----- Records provided
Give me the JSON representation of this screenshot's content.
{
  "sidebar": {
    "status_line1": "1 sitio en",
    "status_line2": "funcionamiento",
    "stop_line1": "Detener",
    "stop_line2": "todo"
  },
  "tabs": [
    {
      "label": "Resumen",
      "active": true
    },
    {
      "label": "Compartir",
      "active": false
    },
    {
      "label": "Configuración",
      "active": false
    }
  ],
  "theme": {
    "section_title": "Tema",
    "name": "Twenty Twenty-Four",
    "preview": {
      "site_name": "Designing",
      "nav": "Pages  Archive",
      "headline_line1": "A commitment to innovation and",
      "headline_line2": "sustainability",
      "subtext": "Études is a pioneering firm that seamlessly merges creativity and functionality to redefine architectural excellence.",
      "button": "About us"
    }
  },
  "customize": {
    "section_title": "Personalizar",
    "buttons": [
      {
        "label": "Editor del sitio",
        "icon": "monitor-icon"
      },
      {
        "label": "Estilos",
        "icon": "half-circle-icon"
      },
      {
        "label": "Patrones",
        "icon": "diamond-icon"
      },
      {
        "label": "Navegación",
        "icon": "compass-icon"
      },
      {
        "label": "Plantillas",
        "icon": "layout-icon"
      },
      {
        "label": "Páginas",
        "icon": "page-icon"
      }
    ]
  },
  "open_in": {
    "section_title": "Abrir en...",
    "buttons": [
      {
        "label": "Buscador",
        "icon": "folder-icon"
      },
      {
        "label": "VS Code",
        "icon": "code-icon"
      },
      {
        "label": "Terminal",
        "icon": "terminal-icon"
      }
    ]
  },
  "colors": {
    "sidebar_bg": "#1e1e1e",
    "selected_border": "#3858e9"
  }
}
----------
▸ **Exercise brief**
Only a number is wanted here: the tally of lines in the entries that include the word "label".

▸ **Output for this exercise**
12